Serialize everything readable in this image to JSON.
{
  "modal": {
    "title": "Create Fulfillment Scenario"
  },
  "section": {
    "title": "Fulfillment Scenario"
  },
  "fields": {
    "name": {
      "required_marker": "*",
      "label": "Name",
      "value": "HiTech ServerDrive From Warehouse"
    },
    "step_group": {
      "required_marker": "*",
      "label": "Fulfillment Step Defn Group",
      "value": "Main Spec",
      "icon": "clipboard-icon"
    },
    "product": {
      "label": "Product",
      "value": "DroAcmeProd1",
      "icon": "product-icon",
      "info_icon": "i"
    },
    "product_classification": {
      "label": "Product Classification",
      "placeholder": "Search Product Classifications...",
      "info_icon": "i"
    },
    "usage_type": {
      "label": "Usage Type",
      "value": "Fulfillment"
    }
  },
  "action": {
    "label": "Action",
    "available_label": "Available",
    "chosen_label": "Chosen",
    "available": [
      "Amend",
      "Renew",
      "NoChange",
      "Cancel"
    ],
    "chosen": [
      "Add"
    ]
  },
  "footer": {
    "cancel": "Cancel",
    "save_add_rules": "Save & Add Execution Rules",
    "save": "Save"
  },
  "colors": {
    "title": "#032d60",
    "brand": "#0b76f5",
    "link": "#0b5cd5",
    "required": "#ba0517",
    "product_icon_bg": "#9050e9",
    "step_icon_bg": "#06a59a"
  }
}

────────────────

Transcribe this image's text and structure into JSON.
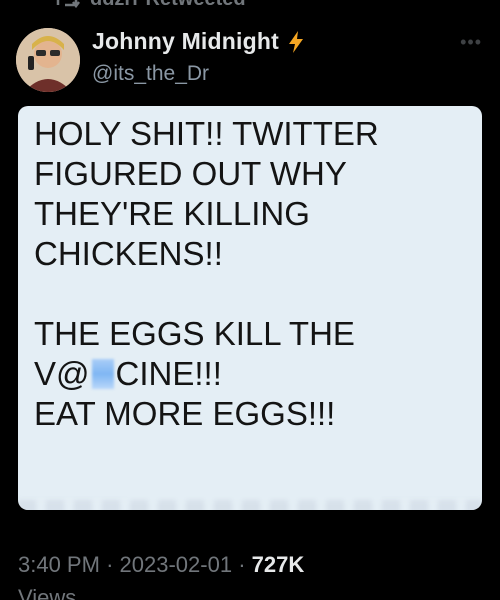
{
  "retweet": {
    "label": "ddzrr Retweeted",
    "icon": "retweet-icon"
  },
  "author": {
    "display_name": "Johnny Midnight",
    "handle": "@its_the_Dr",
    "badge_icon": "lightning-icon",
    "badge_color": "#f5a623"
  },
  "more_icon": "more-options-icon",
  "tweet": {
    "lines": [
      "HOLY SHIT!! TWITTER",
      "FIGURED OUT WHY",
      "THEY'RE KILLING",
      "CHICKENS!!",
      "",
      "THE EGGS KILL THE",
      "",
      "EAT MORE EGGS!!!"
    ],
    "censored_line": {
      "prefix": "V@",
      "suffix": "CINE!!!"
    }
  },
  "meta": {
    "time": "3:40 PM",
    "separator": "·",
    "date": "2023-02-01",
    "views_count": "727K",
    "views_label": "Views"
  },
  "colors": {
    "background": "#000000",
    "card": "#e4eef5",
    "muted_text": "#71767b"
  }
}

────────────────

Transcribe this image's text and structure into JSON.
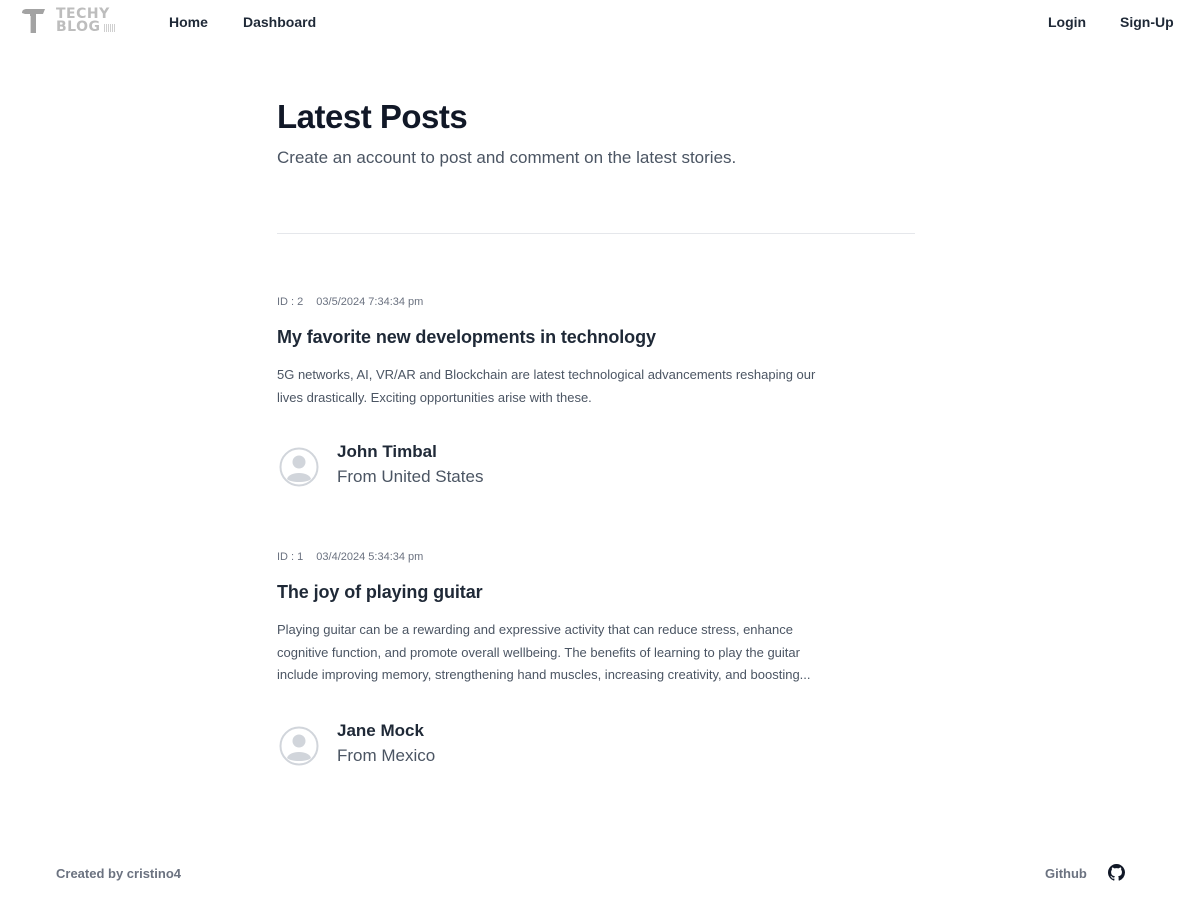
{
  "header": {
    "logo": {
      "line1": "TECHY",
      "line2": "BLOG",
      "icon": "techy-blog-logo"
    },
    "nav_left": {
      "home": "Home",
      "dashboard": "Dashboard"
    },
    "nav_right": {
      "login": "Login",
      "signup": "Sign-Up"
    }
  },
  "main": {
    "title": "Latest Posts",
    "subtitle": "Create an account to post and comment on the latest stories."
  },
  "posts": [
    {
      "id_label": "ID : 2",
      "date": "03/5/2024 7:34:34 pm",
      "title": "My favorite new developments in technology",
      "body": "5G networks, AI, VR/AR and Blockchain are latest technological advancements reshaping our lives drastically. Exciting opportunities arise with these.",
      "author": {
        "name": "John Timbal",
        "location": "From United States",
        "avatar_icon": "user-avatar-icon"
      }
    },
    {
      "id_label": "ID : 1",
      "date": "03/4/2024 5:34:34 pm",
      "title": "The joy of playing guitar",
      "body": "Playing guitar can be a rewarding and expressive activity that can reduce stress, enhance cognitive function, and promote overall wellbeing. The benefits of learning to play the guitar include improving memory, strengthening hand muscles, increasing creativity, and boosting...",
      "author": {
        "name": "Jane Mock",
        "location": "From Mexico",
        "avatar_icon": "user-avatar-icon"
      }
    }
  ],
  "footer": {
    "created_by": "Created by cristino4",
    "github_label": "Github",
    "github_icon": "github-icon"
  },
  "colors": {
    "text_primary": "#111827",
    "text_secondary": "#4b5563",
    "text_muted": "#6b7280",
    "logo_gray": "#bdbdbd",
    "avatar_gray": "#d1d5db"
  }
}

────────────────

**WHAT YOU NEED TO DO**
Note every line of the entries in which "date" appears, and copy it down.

**RESULT OF THIS EXERCISE**
    "date": "2023-02-01",
      "date": "03/5/2024 7:34:34 pm",
      "date": "03/4/2024 5:34:34 pm",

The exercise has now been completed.